The Atlantic details how and why many of the studies showing that girls are underperforming in school are incomplete or outdated, and cites “data from the U.S. Department of Education and from several recent university studies [that] show that far from being shy and demoralized, today's girls outshine boys. They get better grades. They have higher educational aspirations. They follow more-rigorous academic programs and participate in advanced-placement classes at higher rates. According to the National Center for Education Statistics, slightly more girls than boys enroll in high-level math and science courses.”  

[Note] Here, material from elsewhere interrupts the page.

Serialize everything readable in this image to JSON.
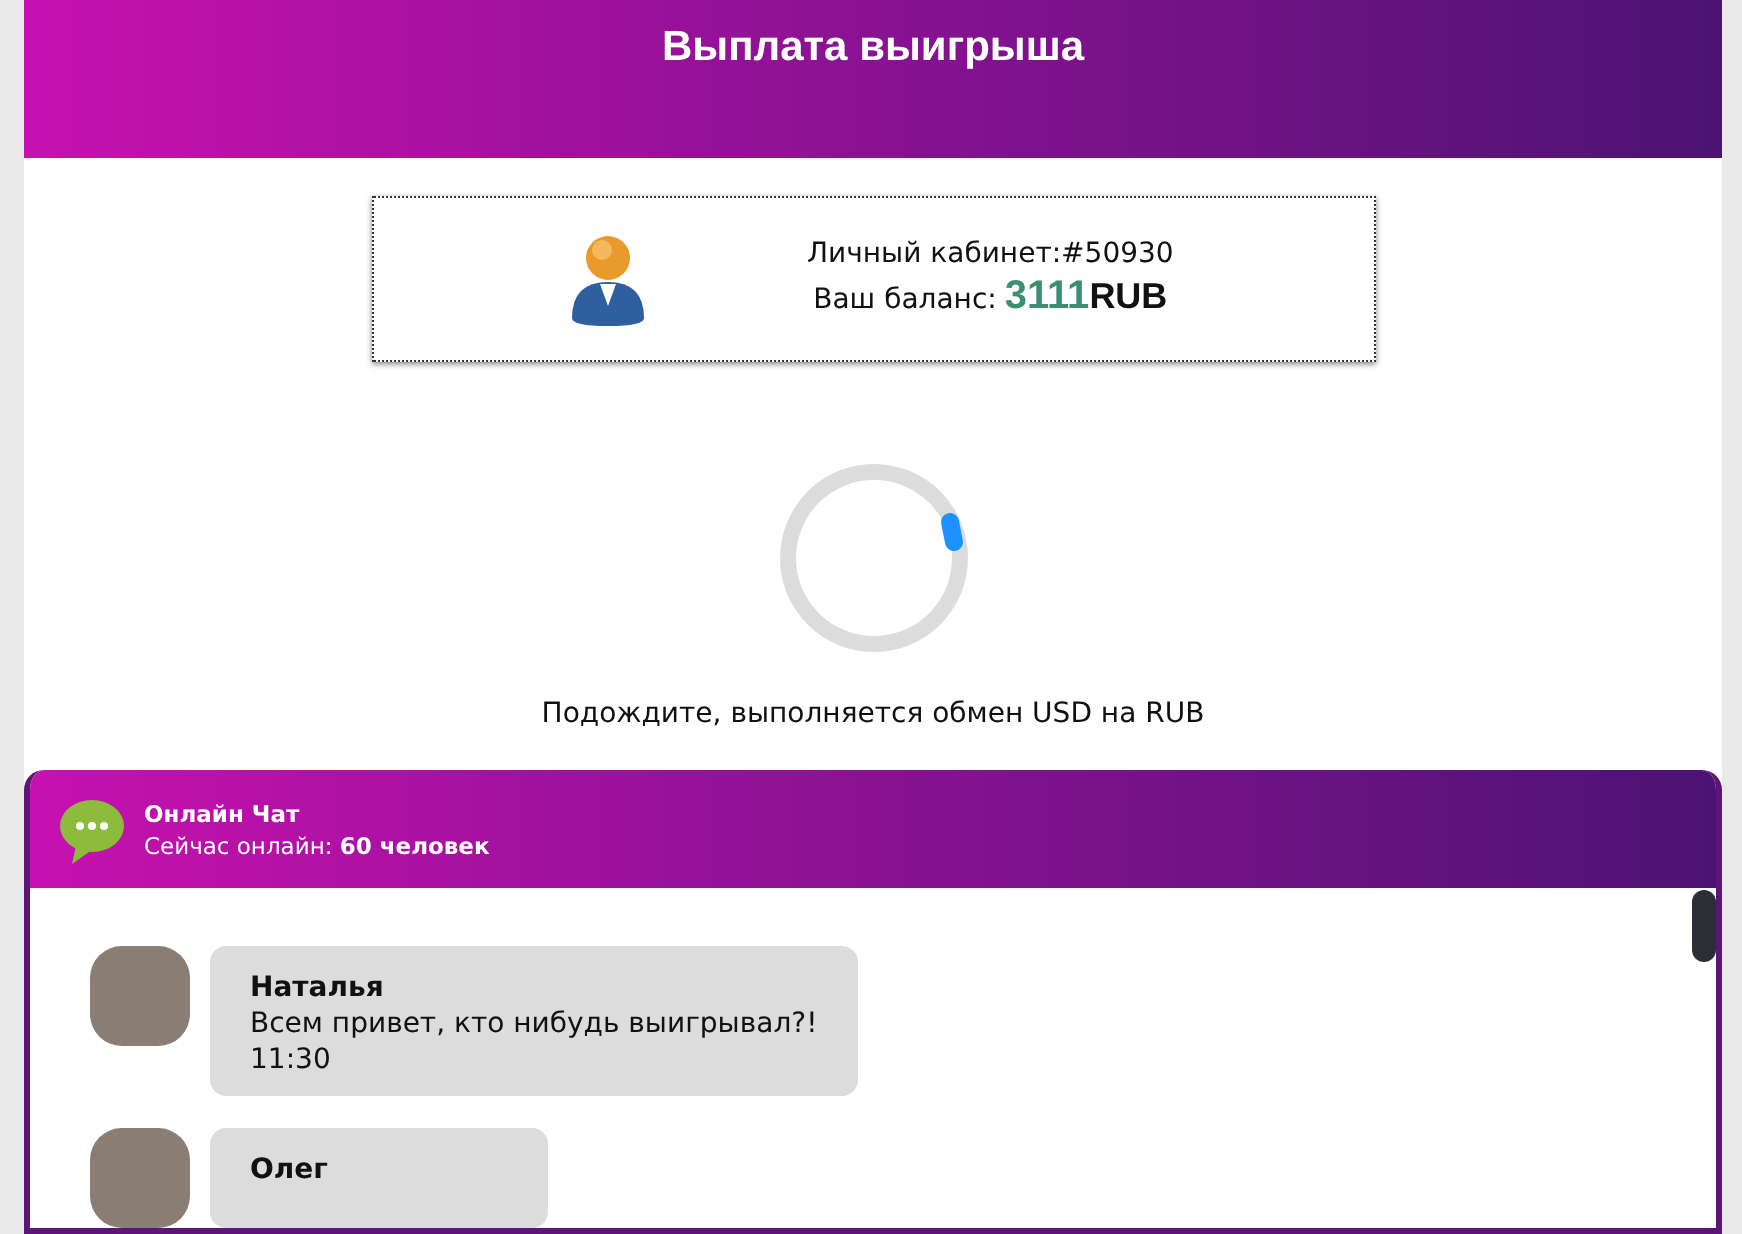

The average boy is a year and a half behind the average girl in reading and writing.

Nearly a third more women enroll as undergraduates in college, and the disparity has only increased over time. Boys are more likely to drop out, be suspended, or fail. The average boy is a year and a half behind the average girl in reading and writing. During the 2017-2018 school year, twice as many boys were diagnosed with a learning disability than girls.

The Atlantic piece cites a male high school student who found that girls outperformed boys in his school, much to the surprise of the staff. This student found that people were uninterested in his findings and saw that many had “been strongly influenced by the belief that girls are systematically deprived.” This mentality is often mirrored in many educational circles, and again, by denying the truth, we’re perpetuating a system and a culture that neither acknowledges nor addresses the needs of young men. There’s a reason that men are 3.6 times more likely to die by suicide than women. Isn’t it time we started questioning why this is the case? 

Fatherless Homes and the Dismantling of the Family

Finally, we live in a society that for years has been actively working towards dissolving the nuclear family unit. One in four children are raised without a father, and these kids are consistently shown to struggle more than those who grow up with any kind of father. These children are more likely to drop out of school, commit crimes, go to prison, abuse drugs and alcohol, experience poverty, and face abuse and neglect themselves. While these are only a few of the issues these children face, they apply generally to both boys and girls; they don’t even begin to address the unique challenges faced by boys growing up without fathers. 

Fatherless children are more likely to drop out of school, commit crimes, go to prison, abuse drugs and alcohol, and experience poverty.

Fathers having a positive effect isn’t just an opinion — there’s plenty of science to back this up, and it’s even more relevant for little boys, who have fewer problems in academics and with peers, and fewer instances of delinquent behavior when a father figure is present.

Closing Thoughts: We Can’t Continue To Fail Our Boys, and in Turn Fail Our Society

Women should be empowered to succeed in whatever ways and fields they choose, but not at the expense of men. This goes beyond issues in the workplace or everyday adult life, extending far back into childhood. We can’t continue to disregard the unique needs of little boys. Every child, regardless of gender, deserves a chance and the opportunities to do well in school, be respected, and succeed in life. Continuing to prop up only little girls and women will only cause harm to our current and future society as a whole.